Source information:
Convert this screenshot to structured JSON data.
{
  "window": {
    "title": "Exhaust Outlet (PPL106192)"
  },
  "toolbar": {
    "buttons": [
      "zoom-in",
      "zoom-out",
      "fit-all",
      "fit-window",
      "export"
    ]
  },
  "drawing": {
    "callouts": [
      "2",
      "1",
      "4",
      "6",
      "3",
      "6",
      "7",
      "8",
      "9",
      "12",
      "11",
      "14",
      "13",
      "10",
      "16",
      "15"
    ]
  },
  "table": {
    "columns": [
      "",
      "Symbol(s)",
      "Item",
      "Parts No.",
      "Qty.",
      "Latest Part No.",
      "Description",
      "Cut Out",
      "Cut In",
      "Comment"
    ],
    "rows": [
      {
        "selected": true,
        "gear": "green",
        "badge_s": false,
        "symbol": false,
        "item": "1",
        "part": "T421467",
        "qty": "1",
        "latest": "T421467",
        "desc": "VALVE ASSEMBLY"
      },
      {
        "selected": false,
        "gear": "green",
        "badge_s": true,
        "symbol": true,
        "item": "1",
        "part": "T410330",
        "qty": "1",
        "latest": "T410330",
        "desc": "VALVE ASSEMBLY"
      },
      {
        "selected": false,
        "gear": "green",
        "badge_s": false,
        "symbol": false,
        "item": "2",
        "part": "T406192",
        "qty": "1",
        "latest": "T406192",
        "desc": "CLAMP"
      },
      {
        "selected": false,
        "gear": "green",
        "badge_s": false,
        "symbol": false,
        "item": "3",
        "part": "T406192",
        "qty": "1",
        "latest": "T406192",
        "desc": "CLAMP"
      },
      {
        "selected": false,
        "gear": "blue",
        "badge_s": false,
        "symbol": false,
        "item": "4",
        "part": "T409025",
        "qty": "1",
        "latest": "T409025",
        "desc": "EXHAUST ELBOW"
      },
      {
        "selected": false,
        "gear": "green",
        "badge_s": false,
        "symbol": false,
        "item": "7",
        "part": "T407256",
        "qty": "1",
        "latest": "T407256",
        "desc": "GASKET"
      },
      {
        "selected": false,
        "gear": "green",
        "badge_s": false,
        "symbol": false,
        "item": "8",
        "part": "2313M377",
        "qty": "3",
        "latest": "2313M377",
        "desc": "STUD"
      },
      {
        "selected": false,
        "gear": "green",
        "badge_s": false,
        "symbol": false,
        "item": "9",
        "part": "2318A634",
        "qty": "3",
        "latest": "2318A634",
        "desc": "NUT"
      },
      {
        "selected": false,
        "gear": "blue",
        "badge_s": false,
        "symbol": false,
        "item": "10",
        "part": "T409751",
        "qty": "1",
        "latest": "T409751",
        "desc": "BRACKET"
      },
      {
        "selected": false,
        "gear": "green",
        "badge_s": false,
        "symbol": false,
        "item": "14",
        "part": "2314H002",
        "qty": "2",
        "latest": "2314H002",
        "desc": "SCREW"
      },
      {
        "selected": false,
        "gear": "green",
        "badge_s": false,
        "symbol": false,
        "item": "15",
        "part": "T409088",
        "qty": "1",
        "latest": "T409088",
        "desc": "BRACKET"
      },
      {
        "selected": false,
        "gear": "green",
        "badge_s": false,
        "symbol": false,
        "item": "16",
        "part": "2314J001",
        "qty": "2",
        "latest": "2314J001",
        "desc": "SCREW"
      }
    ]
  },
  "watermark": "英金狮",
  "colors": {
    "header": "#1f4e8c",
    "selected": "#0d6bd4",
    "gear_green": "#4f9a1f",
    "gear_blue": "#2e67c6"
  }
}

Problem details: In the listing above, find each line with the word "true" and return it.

Solution:
        "selected": true,
        "badge_s": true,
        "symbol": true,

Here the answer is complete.